§ **Assigned task**
The full listing, copied exactly and free of pictures, is the expected reply.
##########
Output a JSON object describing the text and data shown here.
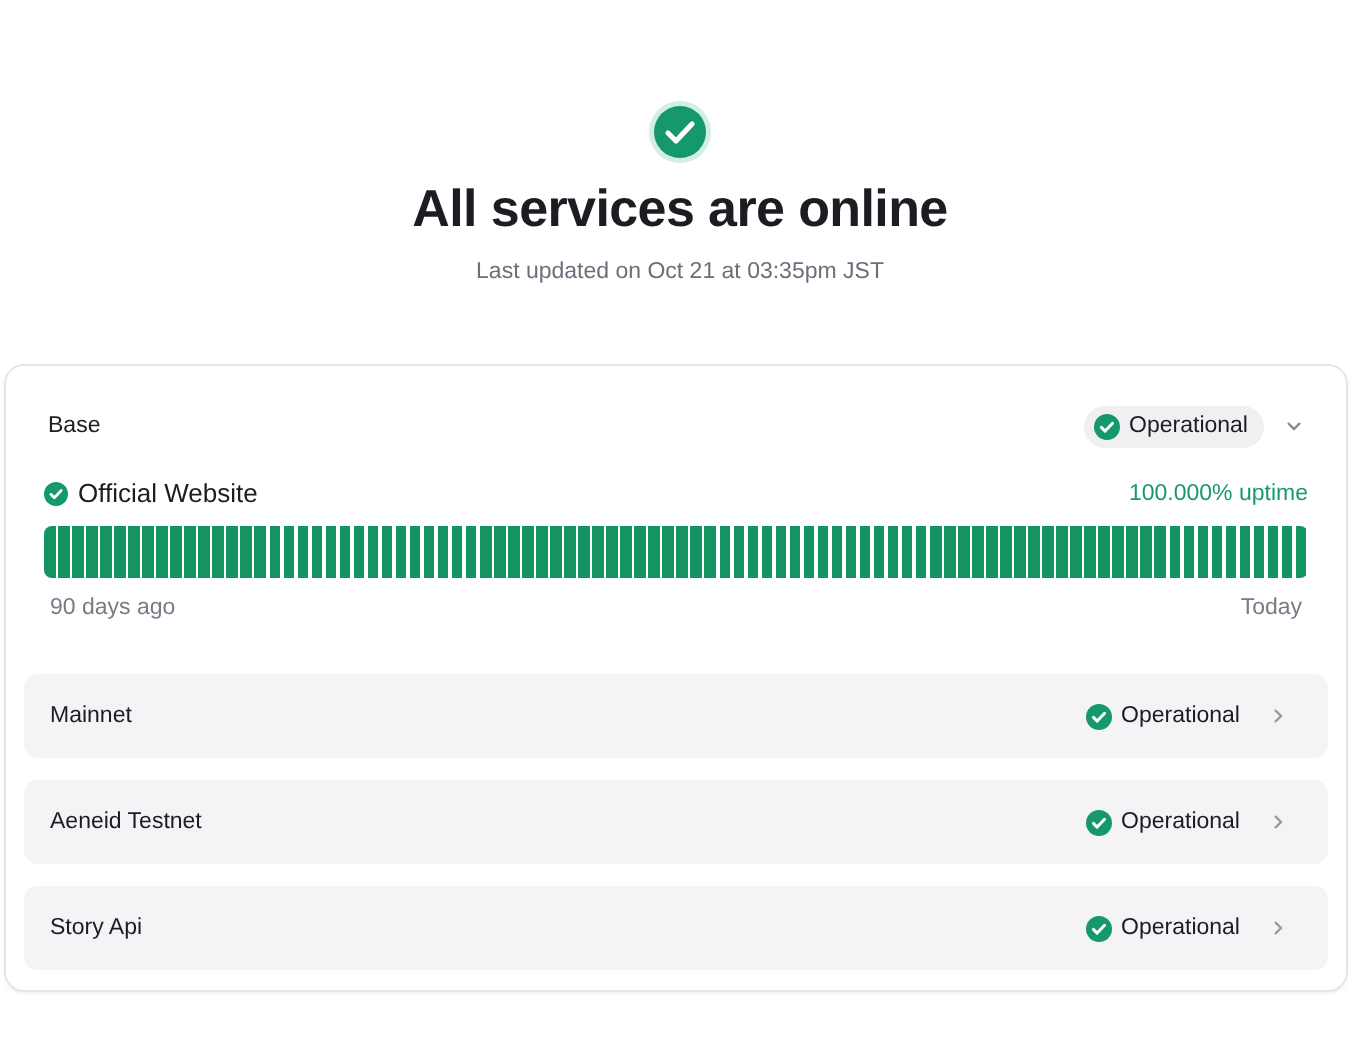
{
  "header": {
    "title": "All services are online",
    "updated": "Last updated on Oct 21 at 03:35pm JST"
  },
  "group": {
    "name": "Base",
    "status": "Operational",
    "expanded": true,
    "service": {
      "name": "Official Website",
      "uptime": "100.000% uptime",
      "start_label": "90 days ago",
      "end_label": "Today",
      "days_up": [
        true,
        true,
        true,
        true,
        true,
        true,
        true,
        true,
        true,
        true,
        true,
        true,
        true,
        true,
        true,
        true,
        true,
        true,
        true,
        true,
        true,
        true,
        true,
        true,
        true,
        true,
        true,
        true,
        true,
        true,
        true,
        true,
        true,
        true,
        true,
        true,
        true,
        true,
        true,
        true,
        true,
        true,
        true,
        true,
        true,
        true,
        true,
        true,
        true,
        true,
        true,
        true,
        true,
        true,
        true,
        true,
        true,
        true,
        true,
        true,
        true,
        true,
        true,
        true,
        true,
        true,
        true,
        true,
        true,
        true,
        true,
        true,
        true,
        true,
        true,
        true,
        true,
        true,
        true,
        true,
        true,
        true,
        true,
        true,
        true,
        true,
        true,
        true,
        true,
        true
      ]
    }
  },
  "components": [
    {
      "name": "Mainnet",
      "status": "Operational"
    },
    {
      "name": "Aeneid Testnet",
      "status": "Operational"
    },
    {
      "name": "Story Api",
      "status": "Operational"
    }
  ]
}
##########
§ **Task solution**
Output a JSON object describing the text and data shown here.
{
  "header": {
    "title": "All services are online",
    "updated": "Last updated on Oct 21 at 03:35pm JST"
  },
  "group": {
    "name": "Base",
    "status": "Operational",
    "expanded": true,
    "service": {
      "name": "Official Website",
      "uptime": "100.000% uptime",
      "start_label": "90 days ago",
      "end_label": "Today",
      "days_up": [
        true,
        true,
        true,
        true,
        true,
        true,
        true,
        true,
        true,
        true,
        true,
        true,
        true,
        true,
        true,
        true,
        true,
        true,
        true,
        true,
        true,
        true,
        true,
        true,
        true,
        true,
        true,
        true,
        true,
        true,
        true,
        true,
        true,
        true,
        true,
        true,
        true,
        true,
        true,
        true,
        true,
        true,
        true,
        true,
        true,
        true,
        true,
        true,
        true,
        true,
        true,
        true,
        true,
        true,
        true,
        true,
        true,
        true,
        true,
        true,
        true,
        true,
        true,
        true,
        true,
        true,
        true,
        true,
        true,
        true,
        true,
        true,
        true,
        true,
        true,
        true,
        true,
        true,
        true,
        true,
        true,
        true,
        true,
        true,
        true,
        true,
        true,
        true,
        true,
        true
      ]
    }
  },
  "components": [
    {
      "name": "Mainnet",
      "status": "Operational"
    },
    {
      "name": "Aeneid Testnet",
      "status": "Operational"
    },
    {
      "name": "Story Api",
      "status": "Operational"
    }
  ]
}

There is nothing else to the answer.